Innovators are using digital tools to tell stories of the city’s Black and Latinx history.

In the summer of 2020, George Floyd’s murder and the Black Lives Matter protests that followed prompted a national reckoning with commemoration. Communities began to think about what to do with controversial, often racist, statues, markers, and place names. Many wanted their landscapes to tell a different story—one that did not venerate racial violence.

The targets of these conversations have been mainly physical plaques and statues—but the resolutions are far more varied. New digital tools let scholars, students, and community members create new, and newly inclusive, forms of memorialization. Hitching historical research to new digital technologies helps tell different, more inclusive, and more nuanced narratives about the past. Malleable digital technologies can be much more creative and responsive than stone statues, soldiers in bronze, or iron plaques. In season three of “Western Edition,” the podcast we host at the Huntington-USC Institute on California and the West, we highlight some of these innovative efforts across the West, including in San Antonio.

One of these is the digital history project Mapping the Movimiento. Created by professors at the University of Texas at San Antonio and its Special Collections Library, the project functions like a “bus tour of San Antonio civil rights locations,” history professor Omar Valerio Jiménez says. Anyone in San Antonio with a smartphone can use the interactive map.

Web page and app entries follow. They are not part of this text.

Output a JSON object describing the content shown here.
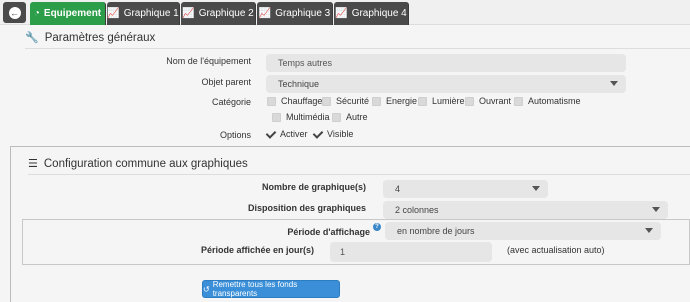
{
  "tabs": [
    {
      "label": "Equipement",
      "icon": "gauge-icon",
      "active": true
    },
    {
      "label": "Graphique 1",
      "icon": "chart-line-icon"
    },
    {
      "label": "Graphique 2",
      "icon": "chart-line-icon"
    },
    {
      "label": "Graphique 3",
      "icon": "chart-line-icon"
    },
    {
      "label": "Graphique 4",
      "icon": "chart-line-icon"
    }
  ],
  "general": {
    "title": "Paramètres généraux",
    "name_label": "Nom de l'équipement",
    "name_value": "Temps autres",
    "parent_label": "Objet parent",
    "parent_value": "Technique",
    "category_label": "Catégorie",
    "categories": [
      "Chauffage",
      "Sécurité",
      "Energie",
      "Lumière",
      "Ouvrant",
      "Automatisme",
      "Multimédia",
      "Autre"
    ],
    "options_label": "Options",
    "options": [
      "Activer",
      "Visible"
    ]
  },
  "graph_config": {
    "title": "Configuration commune aux graphiques",
    "count_label": "Nombre de graphique(s)",
    "count_value": "4",
    "layout_label": "Disposition des graphiques",
    "layout_value": "2 colonnes",
    "period_label": "Période d'affichage",
    "period_value": "en nombre de jours",
    "days_label": "Période affichée en jour(s)",
    "days_value": "1",
    "days_note": "(avec actualisation auto)",
    "reset_button": "Remettre tous les fonds transparents"
  },
  "colors": {
    "active_tab": "#2c9e4a",
    "tab": "#4a4a4a",
    "button": "#3a8fd8"
  }
}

Mapping the Movimiento’s 15 sites span the 20th century. They include Edgewood High School, an anchor for the city’s Mexican American West Side and focus of important judicial rulings about public school funding inequities, and the Esperanza Peace and Justice Center, founded in the late 1980s by Chicano and other activists working toward social justice in San Antonio and beyond.

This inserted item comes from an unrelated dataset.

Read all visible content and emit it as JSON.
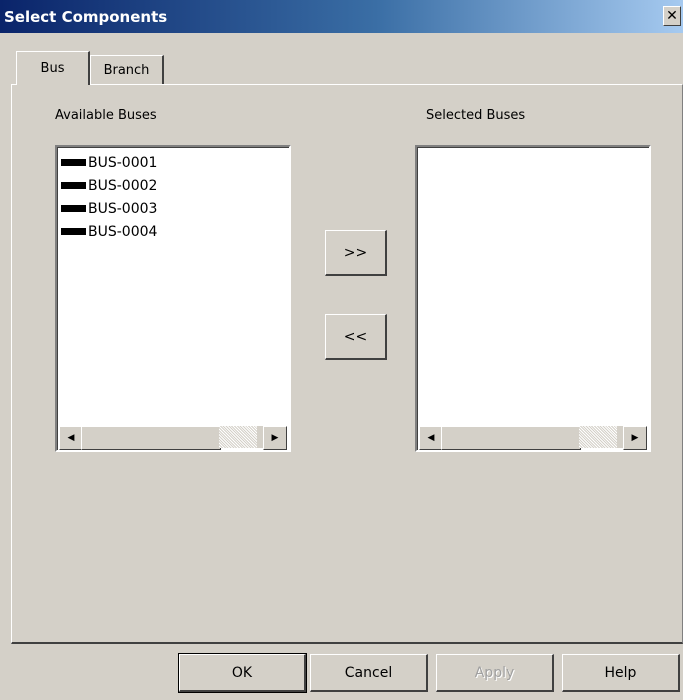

The landscape of memory and commemoration and race is shifting in the U.S., thanks to historians, students, activists, and community members who are reimagining it in exciting and innovative ways.

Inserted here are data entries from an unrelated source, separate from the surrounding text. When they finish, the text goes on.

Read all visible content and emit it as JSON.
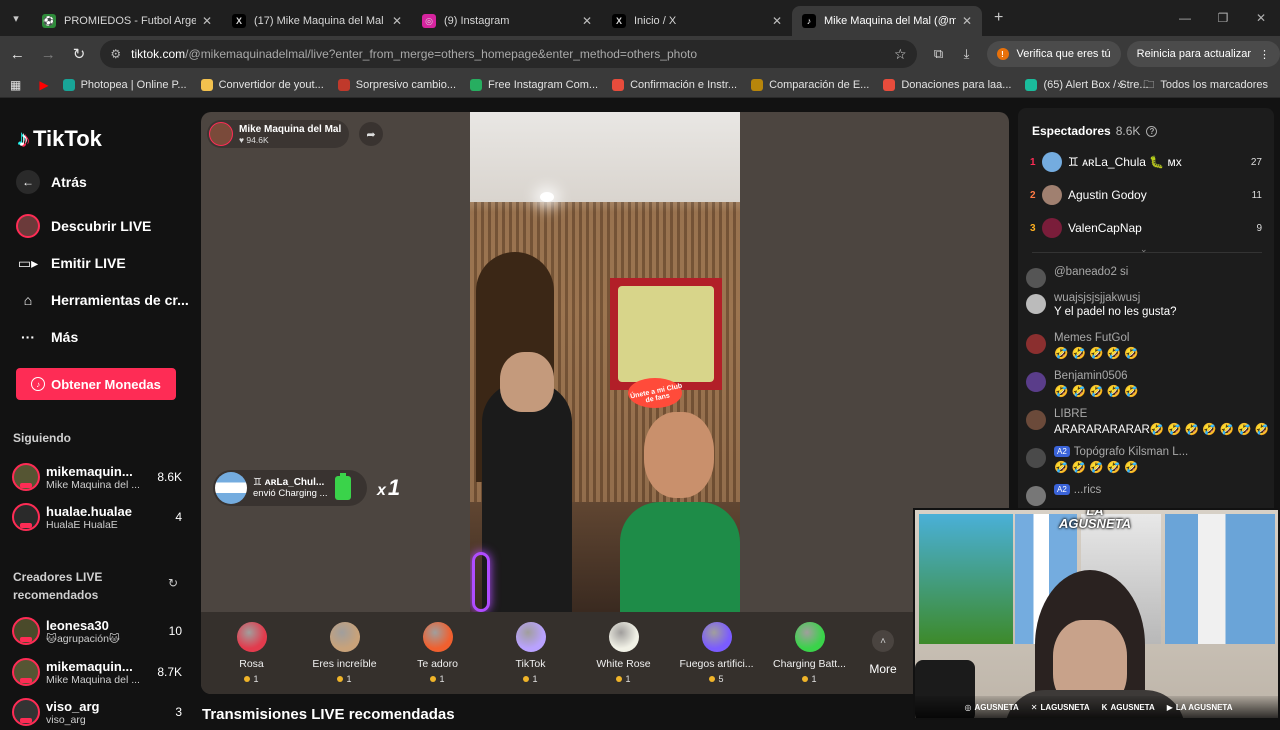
{
  "browser": {
    "tabs": [
      {
        "title": "PROMIEDOS - Futbol Argentino",
        "fav_color": "#2e8b3a",
        "fav_text": "⚽"
      },
      {
        "title": "(17) Mike Maquina del Mal (@m",
        "fav_color": "#000000",
        "fav_text": "X"
      },
      {
        "title": "(9) Instagram",
        "fav_color": "#d6249f",
        "fav_text": "◎"
      },
      {
        "title": "Inicio / X",
        "fav_color": "#000000",
        "fav_text": "X"
      },
      {
        "title": "Mike Maquina del Mal (@m",
        "fav_color": "#000000",
        "fav_text": "♪"
      }
    ],
    "url_host": "tiktok.com",
    "url_path": "/@mikemaquinadelmal/live?enter_from_merge=others_homepage&enter_method=others_photo",
    "verify_label": "Verifica que eres tú",
    "update_label": "Reinicia para actualizar",
    "bookmarks": [
      {
        "label": "Photopea | Online P...",
        "color": "#18a497"
      },
      {
        "label": "Convertidor de yout...",
        "color": "#f2c14e"
      },
      {
        "label": "Sorpresivo cambio...",
        "color": "#c0392b"
      },
      {
        "label": "Free Instagram Com...",
        "color": "#27ae60"
      },
      {
        "label": "Confirmación e Instr...",
        "color": "#e74c3c"
      },
      {
        "label": "Comparación de E...",
        "color": "#b8860b"
      },
      {
        "label": "Donaciones para laa...",
        "color": "#e74c3c"
      },
      {
        "label": "(65) Alert Box / Stre...",
        "color": "#1abc9c"
      }
    ],
    "all_bookmarks": "Todos los marcadores"
  },
  "sidebar": {
    "brand": "TikTok",
    "back": "Atrás",
    "nav": [
      {
        "label": "Descubrir LIVE",
        "icon": "live-avatar-icon"
      },
      {
        "label": "Emitir LIVE",
        "icon": "camera-icon"
      },
      {
        "label": "Herramientas de cr...",
        "icon": "home-tools-icon"
      },
      {
        "label": "Más",
        "icon": "more-dots-icon"
      }
    ],
    "coins_button": "Obtener Monedas",
    "following_title": "Siguiendo",
    "following": [
      {
        "name": "mikemaquin...",
        "sub": "Mike Maquina del ...",
        "count": "8.6K"
      },
      {
        "name": "hualae.hualae",
        "sub": "HualaE HualaE",
        "count": "4"
      }
    ],
    "recommended_title": "Creadores LIVE recomendados",
    "recommended": [
      {
        "name": "leonesa30",
        "sub": "🐱agrupación🐱",
        "count": "10"
      },
      {
        "name": "mikemaquin...",
        "sub": "Mike Maquina del ...",
        "count": "8.7K"
      },
      {
        "name": "viso_arg",
        "sub": "viso_arg",
        "count": "3"
      }
    ]
  },
  "stream": {
    "host_name": "Mike Maquina del Mal",
    "host_likes": "♥ 94.6K",
    "sticker_text": "Únete a mi Club de fans",
    "gift_sender": "♊ ᴀʀLa_Chul...",
    "gift_text": "envió Charging ...",
    "gift_mult_x": "x",
    "gift_mult_n": "1",
    "gifts": [
      {
        "label": "Rosa",
        "price": "1",
        "color": "#e23b4d"
      },
      {
        "label": "Eres increíble",
        "price": "1",
        "color": "#c8a27a"
      },
      {
        "label": "Te adoro",
        "price": "1",
        "color": "#f0602f"
      },
      {
        "label": "TikTok",
        "price": "1",
        "color": "#b9a2ff"
      },
      {
        "label": "White Rose",
        "price": "1",
        "color": "#f1f1e6"
      },
      {
        "label": "Fuegos artifici...",
        "price": "5",
        "color": "#7b5cff"
      },
      {
        "label": "Charging Batt...",
        "price": "1",
        "color": "#3ad34a"
      }
    ],
    "more_label": "More",
    "recommended_header": "Transmisiones LIVE recomendadas"
  },
  "panel": {
    "viewers_title": "Espectadores",
    "viewers_count": "8.6K",
    "top_viewers": [
      {
        "rank": "1",
        "name": "♊ ᴀʀLa_Chula 🐛 ᴍx",
        "score": "27",
        "color": "#74acdf"
      },
      {
        "rank": "2",
        "name": "Agustin Godoy",
        "score": "11",
        "color": "#a08070"
      },
      {
        "rank": "3",
        "name": "ValenCapNap",
        "score": "9",
        "color": "#7a1d3a"
      }
    ],
    "chat": [
      {
        "user": "@baneado2 si",
        "text": "",
        "color": "#555555"
      },
      {
        "user": "wuajsjsjsjjakwusj",
        "text": "Y el padel no les gusta?",
        "color": "#bbbbbb"
      },
      {
        "user": "Memes FutGol",
        "text": "🤣 🤣 🤣 🤣 🤣",
        "color": "#8b2f2f"
      },
      {
        "user": "Benjamin0506",
        "text": "🤣 🤣 🤣 🤣 🤣",
        "color": "#5a3d8a"
      },
      {
        "user": "LIBRE",
        "text": "ARARARARARAR🤣 🤣 🤣 🤣 🤣 🤣 🤣",
        "color": "#6b4a3a"
      },
      {
        "user": "Topógrafo Kilsman L...",
        "text": "🤣 🤣 🤣 🤣 🤣",
        "color": "#4a4a4a",
        "level": "A2"
      },
      {
        "user": "...rics",
        "text": "",
        "color": "#777777",
        "level": "A2"
      }
    ]
  },
  "webcam": {
    "brand_line1": "LA",
    "brand_line2": "AGUSNETA",
    "socials": [
      "AGUSNETA",
      "LAGUSNETA",
      "AGUSNETA",
      "LA AGUSNETA"
    ]
  }
}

Mario Cantú’s family restaurant is on the map, too. “Anybody who was anybody in the Chicano movement when they came to San Antonio met at Mario’s,” says historian Jerry Gonzalez. Known as “the first eating space in San Antonio to desegregate its food counter,” the restaurant served as a vital social hub for the city’s Mexican American community in the 1950s. Today, the restauarant building has been demolished and the land upon which it once stood is part of the downtown campus of the University of Texas at San Antonio. No physical plaque marks the space. Visitors to Mapping the Movimiento’s website can see artifacts and images from the restaurant’s heyday and learn how Cantú became a key figure in the city’s Chicano and civil rights activist communities.